It's the moment many of us coffee junkies have been waiting for. Today, word on the street was that some health-related studies suggest that your morning cup of joe may very well be good for you, but that's not all. It also showed that java fixes are Americans' No. 1 source of the healthy benefits.

Tea -- which many of us might consider coffee's weaker cousin -- has long been associated with antioxidant properties, particularly in the green tea variety. Although tea has its fans, coffee is well-known for its high-octane caffeine jolt that has addicted so many people. Today we learned not only that coffee contains a large dose of antioxidants, which are thought to fight off cancer and heart disease, but also that many people gain a lion's share of their antioxidants from coffee.

Way back in March 2004, I wrote about studies that suggested that coffee consumption could lower the chances of adult-onset diabetes, although the study also suggested that people would have to ingest rather large amounts of coffee in order to see any health benefits.

Despite the evidence that Americans are getting more of their antioxidants from coffee than from any other food, experts who were interviewed in many of the articles stressed the importance of gaining the health benefits of antioxidants from fruits and vegetables. (Of the top 10 sources of antioxidants, not only did understandable foods such as black tea, apples, and tomatoes make the list, but so did another product many people enjoy -- beer.)

At any rate, the study spells nominal good news for companies that rely on consumers' taste for coffee. The first companies that come to mind are, of course, Starbucks (NASDAQ:SBUX) and Peet'sCoffee & Tea (NASDAQ:PEET). Many other companies deal with coffee, such as food giants like Procter & Gamble (NYSE:PG), home of Folgers, and Kraft Foods (NYSE:KFT), the name behind Maxwell House.

And of course, it's certainly better than any findings that might show health risks related to a coffee habit. There has been some linkage of coffee to cardiovascular disease and high blood pressure, as well as side effects many of us may be aware of, such as jitters and elevated stress levels -- and, as I've said before, the social stigma of talking way too much, way too fast.

On the other hand, over the last couple of years, I for one have learned to take such studies with a grain of salt. It seems that there's always some study somewhere that says something you ingest is good for you, and then over the course of several years, studies will come back that refute that view. For example, recent studies said that vitamin E, long thought to be heart-healthy and a cancer preventative, might not really make the difference once thought.

That's OK, though, as long as nothing comes between many of us and our precious cups of joe. (And for those of us who have loaded up on shares of coffee-centric plays like Starbucks and Peet's, it's nice to know that they're still not entering the realm of "sin stocks.") The bottom line: Grind up those beans, brew that pot of java, and enjoy.
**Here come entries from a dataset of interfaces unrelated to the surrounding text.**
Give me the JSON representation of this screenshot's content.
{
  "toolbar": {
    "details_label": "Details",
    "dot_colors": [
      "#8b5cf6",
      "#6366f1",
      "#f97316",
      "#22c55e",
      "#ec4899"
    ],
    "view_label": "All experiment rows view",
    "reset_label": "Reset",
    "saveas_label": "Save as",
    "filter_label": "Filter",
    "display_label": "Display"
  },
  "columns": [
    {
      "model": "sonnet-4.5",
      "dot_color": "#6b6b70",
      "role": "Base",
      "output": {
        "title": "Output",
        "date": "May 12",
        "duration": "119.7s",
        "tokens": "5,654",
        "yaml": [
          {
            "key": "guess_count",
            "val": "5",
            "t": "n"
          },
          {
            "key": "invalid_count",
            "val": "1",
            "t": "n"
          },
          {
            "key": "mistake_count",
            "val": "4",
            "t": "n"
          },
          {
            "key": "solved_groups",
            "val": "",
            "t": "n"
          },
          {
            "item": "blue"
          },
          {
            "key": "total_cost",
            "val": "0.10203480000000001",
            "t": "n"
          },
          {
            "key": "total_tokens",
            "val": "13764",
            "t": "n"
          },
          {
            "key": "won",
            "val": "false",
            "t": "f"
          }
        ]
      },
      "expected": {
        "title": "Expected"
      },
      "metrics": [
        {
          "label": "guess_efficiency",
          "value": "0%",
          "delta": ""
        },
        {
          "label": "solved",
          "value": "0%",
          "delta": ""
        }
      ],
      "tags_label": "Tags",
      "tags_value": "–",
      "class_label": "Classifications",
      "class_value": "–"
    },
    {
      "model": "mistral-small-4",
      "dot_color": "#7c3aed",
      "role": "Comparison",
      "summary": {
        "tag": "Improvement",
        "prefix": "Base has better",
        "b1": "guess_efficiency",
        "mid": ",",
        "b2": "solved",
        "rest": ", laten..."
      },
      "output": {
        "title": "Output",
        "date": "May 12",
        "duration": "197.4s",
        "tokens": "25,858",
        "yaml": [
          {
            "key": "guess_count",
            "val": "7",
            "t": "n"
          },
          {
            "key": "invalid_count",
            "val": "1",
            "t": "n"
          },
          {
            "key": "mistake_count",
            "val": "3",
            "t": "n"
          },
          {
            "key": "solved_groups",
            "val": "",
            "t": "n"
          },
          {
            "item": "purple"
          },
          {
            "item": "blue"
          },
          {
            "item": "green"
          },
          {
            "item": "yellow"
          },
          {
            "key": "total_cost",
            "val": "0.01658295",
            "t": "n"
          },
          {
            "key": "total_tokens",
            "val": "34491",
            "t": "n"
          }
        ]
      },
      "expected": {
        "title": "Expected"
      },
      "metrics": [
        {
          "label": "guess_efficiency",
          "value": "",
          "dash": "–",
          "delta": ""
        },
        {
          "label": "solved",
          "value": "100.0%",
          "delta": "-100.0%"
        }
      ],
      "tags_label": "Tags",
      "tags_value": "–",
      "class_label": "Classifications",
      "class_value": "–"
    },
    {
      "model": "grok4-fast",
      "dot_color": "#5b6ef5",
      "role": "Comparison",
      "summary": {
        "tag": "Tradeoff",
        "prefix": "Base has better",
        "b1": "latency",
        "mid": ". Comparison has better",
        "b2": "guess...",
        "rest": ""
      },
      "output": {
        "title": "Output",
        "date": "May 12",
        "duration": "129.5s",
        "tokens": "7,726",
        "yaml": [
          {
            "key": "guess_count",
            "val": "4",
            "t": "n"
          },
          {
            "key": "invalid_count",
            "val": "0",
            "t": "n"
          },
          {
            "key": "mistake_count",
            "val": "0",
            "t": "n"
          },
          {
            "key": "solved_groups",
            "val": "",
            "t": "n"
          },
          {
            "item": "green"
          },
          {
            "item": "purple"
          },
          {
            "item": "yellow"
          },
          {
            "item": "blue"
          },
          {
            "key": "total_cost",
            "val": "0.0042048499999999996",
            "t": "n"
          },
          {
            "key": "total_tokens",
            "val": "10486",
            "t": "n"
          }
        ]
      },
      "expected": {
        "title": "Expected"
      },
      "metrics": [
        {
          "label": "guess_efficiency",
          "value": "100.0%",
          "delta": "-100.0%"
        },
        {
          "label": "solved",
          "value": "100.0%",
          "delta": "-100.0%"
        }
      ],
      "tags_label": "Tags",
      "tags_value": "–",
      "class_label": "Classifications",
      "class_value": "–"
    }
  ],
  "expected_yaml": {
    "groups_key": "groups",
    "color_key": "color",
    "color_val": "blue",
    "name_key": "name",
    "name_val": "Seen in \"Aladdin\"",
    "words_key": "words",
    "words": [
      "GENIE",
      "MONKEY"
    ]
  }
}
Have a jones for articles about coffee? Here are a few Foolish articles:

Alyce Lomax owns shares of Starbucks and is a bona fide caffeine fanatic.